Bernie Ecclestone (striped shirt) with Stuart Lewis-Evans in Mr E’s rebodied Cooper-Jaguar sports at Crystal Palace, 1956

Bernie Ecclestone (striped shirt) with Stuart Lewis-Evans in Mr E’s rebodied Cooper-Jaguar sports at Crystal Palace, 1956

Years later still, one of his longtime lieutenants told us how Mr E had made substantial private donations to help ease the Ethiopian famine. “We said to him he ought to let us publicise some of that charitable stuff to offset the constant s--- he was getting from the press… But he absolutely wouldn’t let us do it. ‘Noooo’, he said ‘It would only spoil the hard man image’…”

That was something he would protect to the bitter end.

His negotiation style could be celebratedly blunt. Tom Wheatcroft of Donington fame – himself a formidable “ ’gotiator” as he called it – told me of a meeting with the RACMSA when Bernie walked in with a small briefcase and sat down. The meeting’s Chairman began his intro, according to Tom saying something like “Now I will not beat about the bush. We absolutely cannot improve upon our best offer at our last meeting…”, whereupon Bernie instantly grabbed his briefcase, stood up, snapped “Well I didn’t come here to be f---- about. If you ever decide to talk sensibly, you’ve got the number”, and after barely 30 seconds he was gone, the door shutting (typically quietly) behind him.

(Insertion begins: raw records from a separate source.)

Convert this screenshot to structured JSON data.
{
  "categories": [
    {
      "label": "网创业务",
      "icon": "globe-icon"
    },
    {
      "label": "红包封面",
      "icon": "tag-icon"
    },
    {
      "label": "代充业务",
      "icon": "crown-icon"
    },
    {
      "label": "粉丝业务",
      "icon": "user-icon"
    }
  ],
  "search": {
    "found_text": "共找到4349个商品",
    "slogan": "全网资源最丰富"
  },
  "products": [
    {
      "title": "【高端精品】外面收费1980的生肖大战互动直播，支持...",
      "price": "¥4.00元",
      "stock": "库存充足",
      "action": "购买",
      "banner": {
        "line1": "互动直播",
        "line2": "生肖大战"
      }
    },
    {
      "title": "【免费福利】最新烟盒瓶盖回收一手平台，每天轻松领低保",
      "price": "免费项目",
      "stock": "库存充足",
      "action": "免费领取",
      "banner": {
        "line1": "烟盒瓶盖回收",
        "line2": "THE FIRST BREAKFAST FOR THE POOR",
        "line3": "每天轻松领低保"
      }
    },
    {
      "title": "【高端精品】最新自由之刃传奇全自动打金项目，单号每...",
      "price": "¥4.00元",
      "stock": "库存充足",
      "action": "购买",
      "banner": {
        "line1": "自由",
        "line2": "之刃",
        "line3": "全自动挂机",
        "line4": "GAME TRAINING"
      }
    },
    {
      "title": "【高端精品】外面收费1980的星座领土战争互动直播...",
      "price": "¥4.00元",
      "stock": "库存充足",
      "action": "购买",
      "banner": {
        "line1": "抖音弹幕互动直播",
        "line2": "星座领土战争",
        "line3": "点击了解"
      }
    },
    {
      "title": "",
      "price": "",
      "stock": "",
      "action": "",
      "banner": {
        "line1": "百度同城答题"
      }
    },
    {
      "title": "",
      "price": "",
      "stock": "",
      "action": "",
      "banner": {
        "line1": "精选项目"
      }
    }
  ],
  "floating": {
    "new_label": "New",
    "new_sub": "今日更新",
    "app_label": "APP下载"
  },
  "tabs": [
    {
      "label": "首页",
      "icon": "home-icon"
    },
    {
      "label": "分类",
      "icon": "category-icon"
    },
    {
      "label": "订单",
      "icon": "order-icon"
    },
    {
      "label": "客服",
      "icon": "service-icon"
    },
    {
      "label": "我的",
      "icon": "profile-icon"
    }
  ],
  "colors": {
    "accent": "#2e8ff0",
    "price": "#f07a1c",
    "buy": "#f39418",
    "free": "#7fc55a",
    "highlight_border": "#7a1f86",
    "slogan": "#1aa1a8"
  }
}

He had a small coterie of trusted long-term staff who worked for him for many a long year. One recalled being asked to do something which – in the time available – meant bringing together many items then undergoing various processes. Mr E ’phoned to check on progress. “I’m sorry Mr E, we can’t make the deadline, it’s just impossible…”. Click! A few hours later Mr E arrived in the office, exchanging casual pleasantries before taking an unusual interest in a bookshelf there. “Tell me”, he said, “Have you got a dictionary?”.

“Yes, here’s one,” said his helpful employee. Mr E studied it intently, flicked through the pages, and suddenly tore one out. He then handed the dictionary to his man. “Now I want you to look up one word”, he said. “OK – errr – what’s the word?”.


You’ve guessed it – the IL-IP page had just been torn out. “There!” snapped Bernie, “There’s no such ------- word as ‘Impossible’! Get it DONE!”.

And that’s how you become a billionaire. For more than 40 years in Formula 1, Bernie’s word has effectively been Law: now – suddenly – that’s not the case. I doubt that he will now quietly retire – but I, for one, wish him well.

Images courtesy of the GP Library

  • bernie ecclestone

  • Formula 1

  • Doug Nye

  • doug_goodwood_12042017_03.jpg

    Doug Nye

    Doug Nye: 18 years of Goodwood Easter Monday race meetings, 1949-1966

  • doug_jet.jpg

    Doug Nye

    Doug Nye: Gordon Murray's new toy, “the jet-age racing car”

  • 8-cooper-1959-monaco-noddy-grohman-masten-gregory-john-cooper-jack-brabham-reg-james-bruce-mclaren-phil-kerr-gpl-main-goodwood-30082019.jpg

    Doug Nye

    The rise and fall of the single-seater Cooper